Proposals Vs Bankruptcy: Which Is Better For You?

The Differences Between Proposal And Bankruptcy

Those looking to regain control of their finances have the option to choose between proposals, debt consolidation and bankruptcy. It’s important to become informed about your options – this is the first proactive step towards creating a secure financial future.

Specifically, understanding the distinction between proposals and bankruptcy will help you to determine the best course of action for ensuring your long-term financial health.

If you are deciding between bankruptcy and proposals, and would like to know which is best suited to your needs, the below information will help you make the best decision.


Bankruptcy is the process of trading your assets, except for those which are exempt under the law, in exchange for relief from debt. When an individual files for bankruptcy, any and all collection activity by creditors will stop. Creditors cannot opt out of this process and once you have completed your bankruptcy all relevant debts are discharged..


There are two types of proposals. The first is a Consumer Proposal, which is only an option if you owe less than $250,000, excluding the mortgage on your principal residence. As in all proposals, your insolvency trustee helps you make an offer to your creditors to repay a specified sum of money that you and your trustee think is reasonable and feasible. The majority must decide if a consumer proposal is accepted and unsecured creditors get one vote for each dollar owed plus more than half of the creditors must be in favour of your offer. Payments are made to your trustee and divided amongst creditors in a prescribed payment schedule. Court approval can be deemed automatic for a Consumer Proposal.

The second type of proposal, a Division I Proposal in which your insolvency trustee again makes an offer to your creditors for you to repay a specified sum of money that you and your trustee think is reasonable and feasible. Again, the majority of creditors must vote in favour of the offer however the offer must be approved by the court and if this type of proposal is not accepted by your creditors or the court you will be deemed bankrupt.

Which is best for you?

It’s important to take into account the size of your debt, whether you are an individual or a company, your surplus income and monthly income, among other considerations. A Licensed Insolvency Trustee can very helpful explaining your options so you can decide which option is best for you.

For example, conversely to a proposal, a bankruptcy is available to both individuals and companies, and there is no limit on the size of your debt. However, if you are an individual owing less than $250,000, a consumer proposal might be the best option for you depending on your current financial situation.

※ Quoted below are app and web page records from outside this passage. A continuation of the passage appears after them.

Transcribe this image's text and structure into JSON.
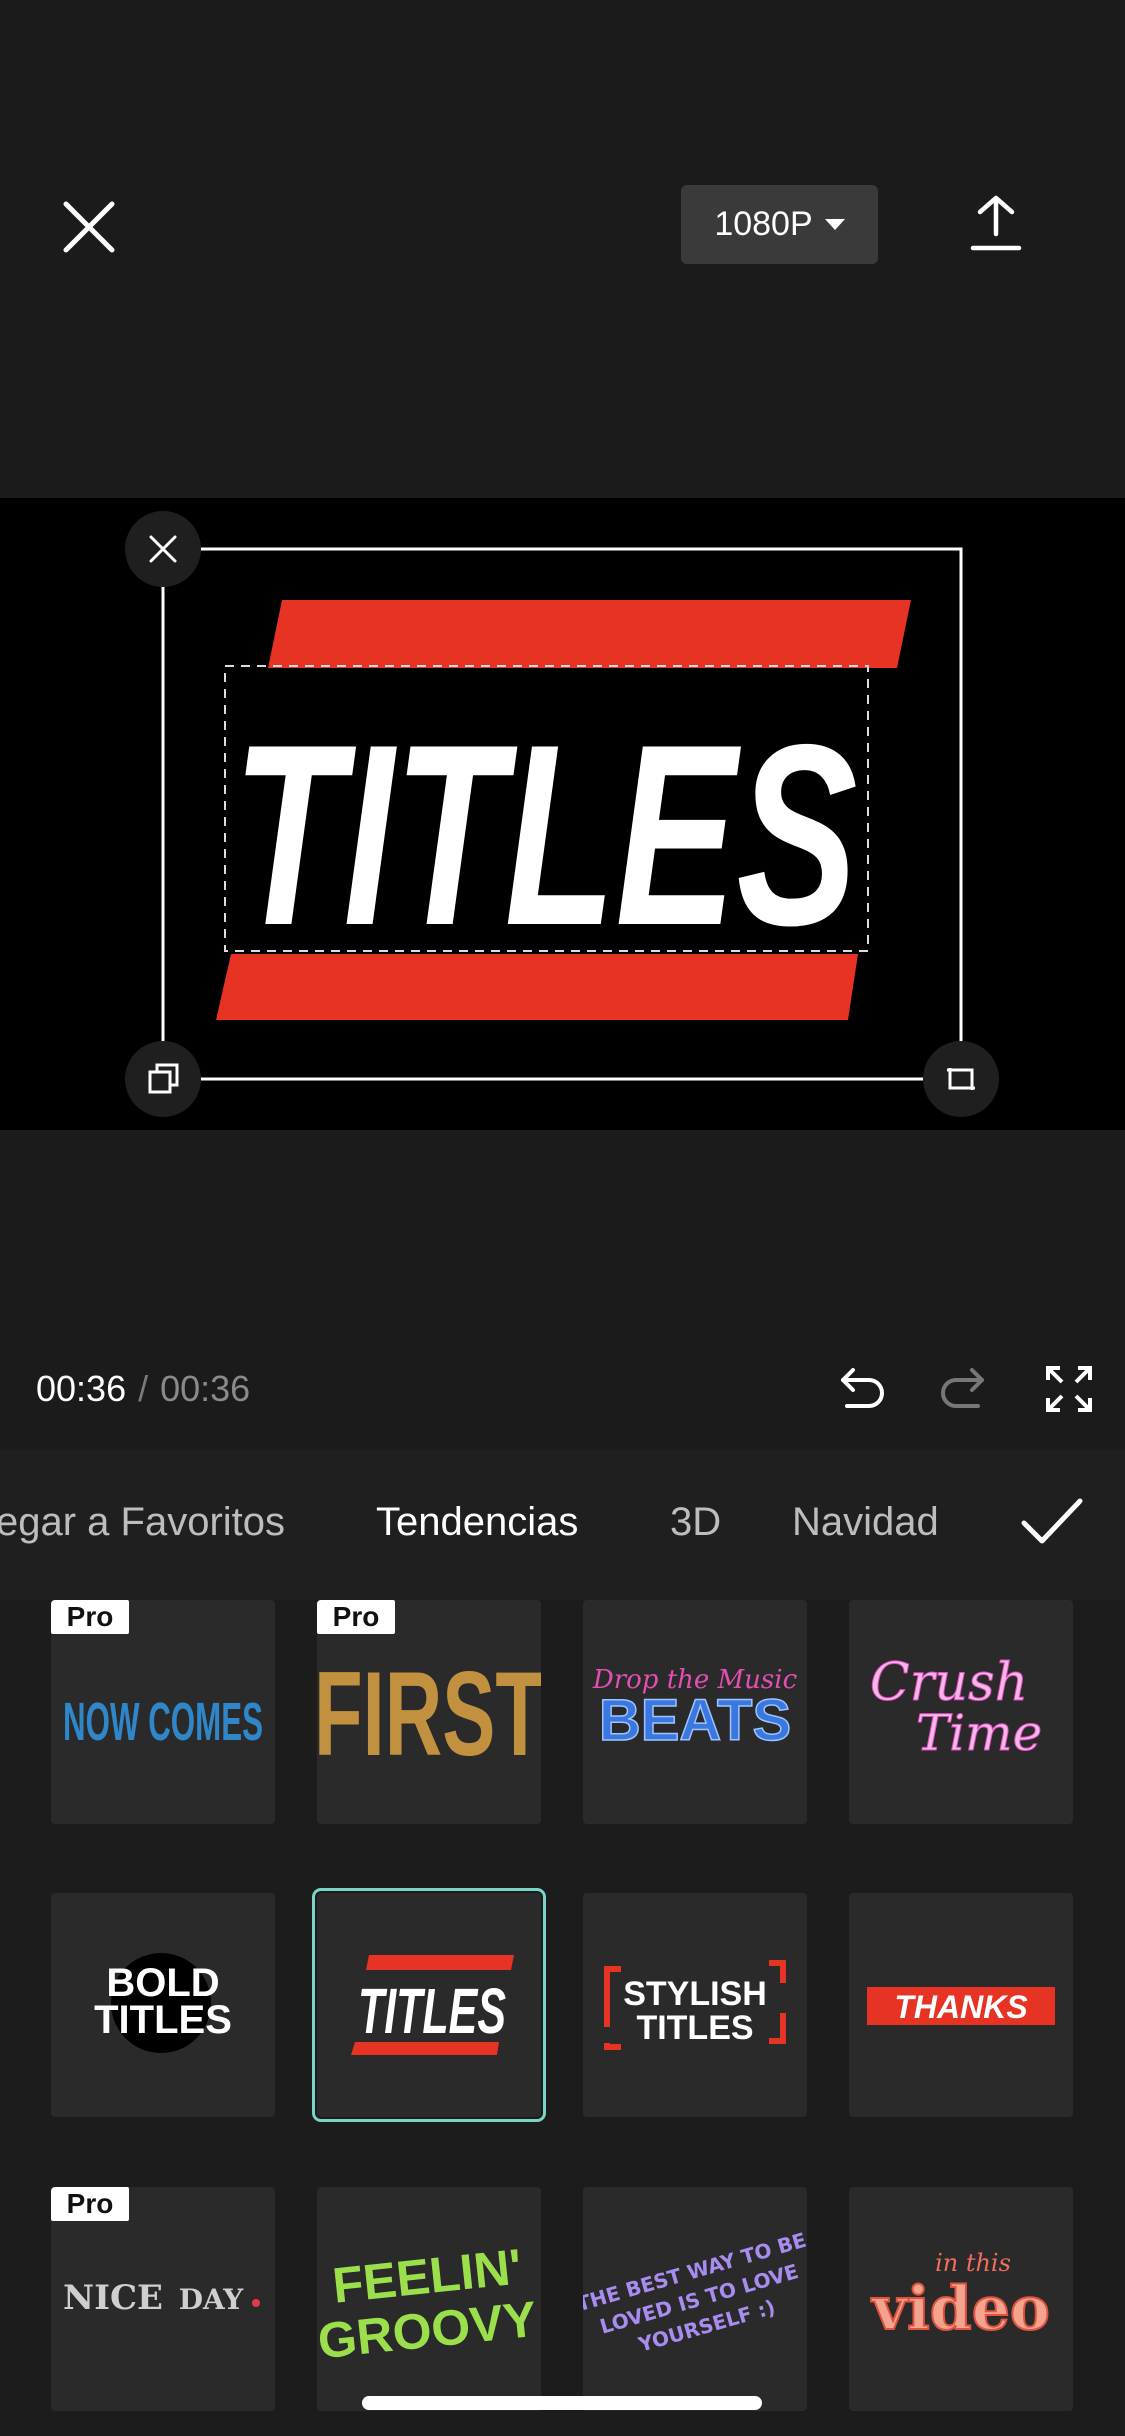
{
  "header": {
    "resolution_label": "1080P"
  },
  "preview": {
    "title_text": "TITLES"
  },
  "playback": {
    "current_time": "00:36",
    "separator": "/",
    "total_time": "00:36"
  },
  "categories": [
    {
      "label": "egar a Favoritos"
    },
    {
      "label": "Tendencias"
    },
    {
      "label": "3D"
    },
    {
      "label": "Navidad"
    }
  ],
  "templates": [
    {
      "name": "NOW COMES",
      "pro": "Pro"
    },
    {
      "name": "FIRST",
      "pro": "Pro"
    },
    {
      "line1": "Drop the Music",
      "line2": "BEATS"
    },
    {
      "line1": "Crush",
      "line2": "Time"
    },
    {
      "line1": "BOLD",
      "line2": "TITLES"
    },
    {
      "line1": "TITLES"
    },
    {
      "line1": "STYLISH",
      "line2": "TITLES"
    },
    {
      "line1": "THANKS"
    },
    {
      "line1": "NICE",
      "line2": "DAY",
      "pro": "Pro"
    },
    {
      "line1": "FEELIN'",
      "line2": "GROOVY"
    },
    {
      "line1": "THE BEST WAY TO BE",
      "line2": "LOVED IS TO LOVE",
      "line3": "YOURSELF :)"
    },
    {
      "line1": "in this",
      "line2": "video"
    }
  ],
  "colors": {
    "accent_red": "#e63323",
    "selected_outline": "#7ad4c8",
    "background": "#1c1c1c"
  }
}
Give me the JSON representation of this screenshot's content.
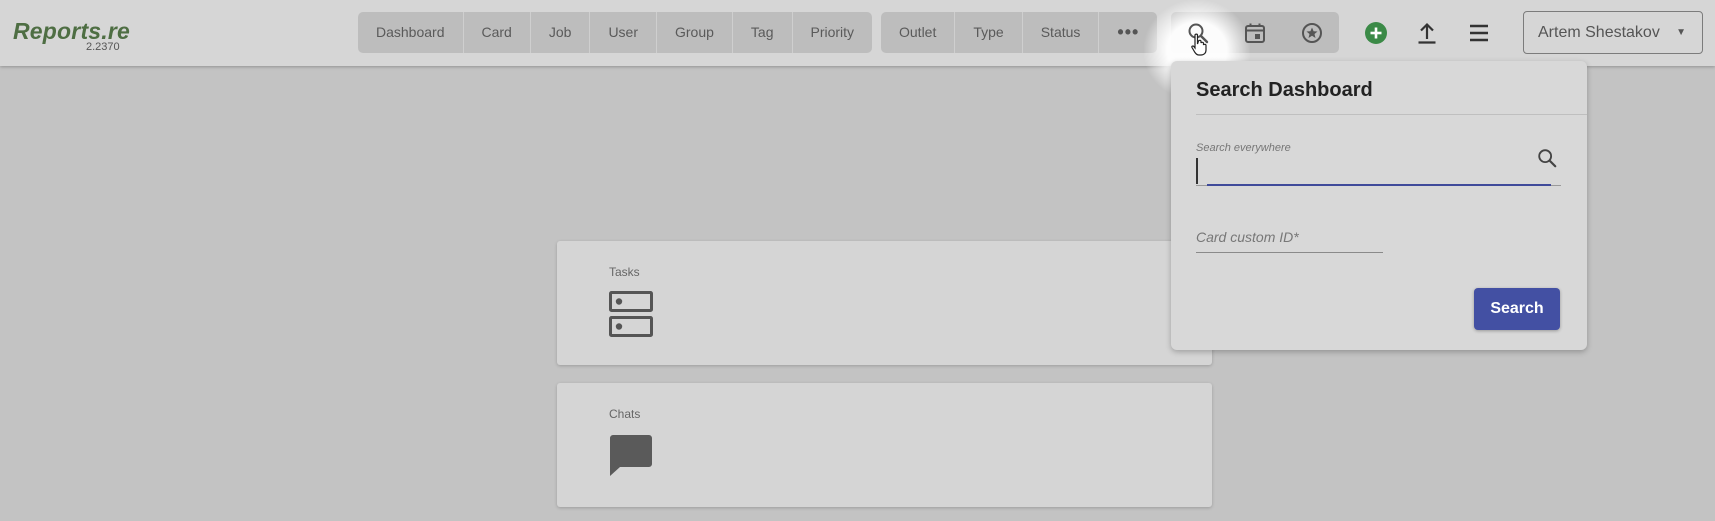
{
  "app": {
    "name": "Reports.re",
    "version": "2.2370"
  },
  "nav_primary": [
    {
      "label": "Dashboard"
    },
    {
      "label": "Card"
    },
    {
      "label": "Job"
    },
    {
      "label": "User"
    },
    {
      "label": "Group"
    },
    {
      "label": "Tag"
    },
    {
      "label": "Priority"
    }
  ],
  "nav_secondary": [
    {
      "label": "Outlet"
    },
    {
      "label": "Type"
    },
    {
      "label": "Status"
    },
    {
      "label": "•••"
    }
  ],
  "toolbar_icons": [
    "search-icon",
    "calendar-icon",
    "star-badge-icon",
    "add-circle-icon",
    "upload-icon",
    "menu-icon"
  ],
  "user": {
    "name": "Artem Shestakov",
    "caret": "▼"
  },
  "cards": [
    {
      "label": "Tasks",
      "icon": "storage-icon"
    },
    {
      "label": "Chats",
      "icon": "chat-icon"
    }
  ],
  "search_popup": {
    "title": "Search Dashboard",
    "search_label": "Search everywhere",
    "search_value": "",
    "card_id_placeholder": "Card custom ID*",
    "button_label": "Search"
  },
  "colors": {
    "brand_green": "#4e6e43",
    "accent_blue": "#4350a3",
    "add_green": "#3b8a47",
    "background": "#c3c3c3"
  }
}
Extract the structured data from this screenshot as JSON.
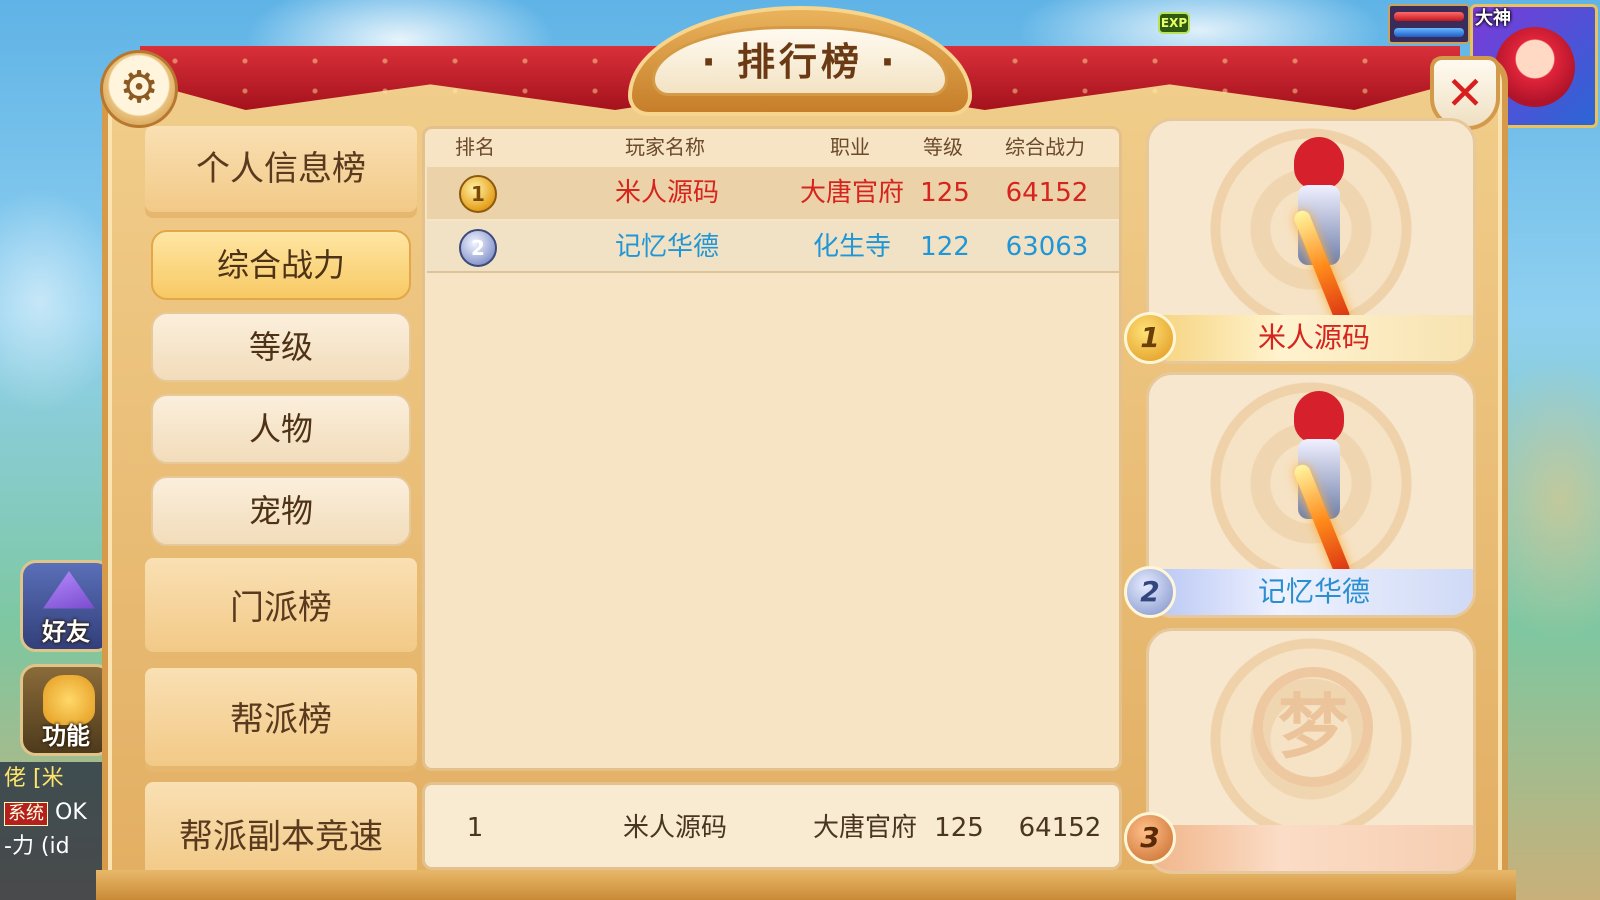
{
  "window": {
    "title": "排行榜"
  },
  "hud": {
    "exp_label": "EXP",
    "player_title": "大神"
  },
  "side_buttons": {
    "friend_label": "好友",
    "function_label": "功能"
  },
  "chat": {
    "line1": "佬 [米",
    "line2_tag": "系统",
    "line2_text": "OK",
    "line3": "-力 (id"
  },
  "tabs": {
    "personal": "个人信息榜",
    "combat_power": "综合战力",
    "level": "等级",
    "character": "人物",
    "pet": "宠物",
    "school": "门派榜",
    "guild": "帮派榜",
    "guild_dungeon": "帮派副本竞速"
  },
  "table": {
    "headers": [
      "排名",
      "玩家名称",
      "职业",
      "等级",
      "综合战力"
    ],
    "rows": [
      {
        "rank": "1",
        "name": "米人源码",
        "job": "大唐官府",
        "level": "125",
        "power": "64152"
      },
      {
        "rank": "2",
        "name": "记忆华德",
        "job": "化生寺",
        "level": "122",
        "power": "63063"
      }
    ]
  },
  "my_rank": {
    "rank": "1",
    "name": "米人源码",
    "job": "大唐官府",
    "level": "125",
    "power": "64152"
  },
  "podium": [
    {
      "place": "1",
      "name": "米人源码"
    },
    {
      "place": "2",
      "name": "记忆华德"
    },
    {
      "place": "3",
      "name": ""
    }
  ],
  "podium_empty_glyph": "梦",
  "colors": {
    "rank1": "#d6241f",
    "rank2": "#2196d6",
    "panel": "#f6e4c4",
    "accent": "#d69b4a"
  }
}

Whether you decide to file for a bankruptcy or a proposal, both options carry with them unique costs and benefits. However, proposals and bankruptcies both offer you protection from creditors and the opportunity to resolve your debt. Speaking with a licensed insolvency trustee will help you to make the best decision for your financial future.

Speak to an expert today.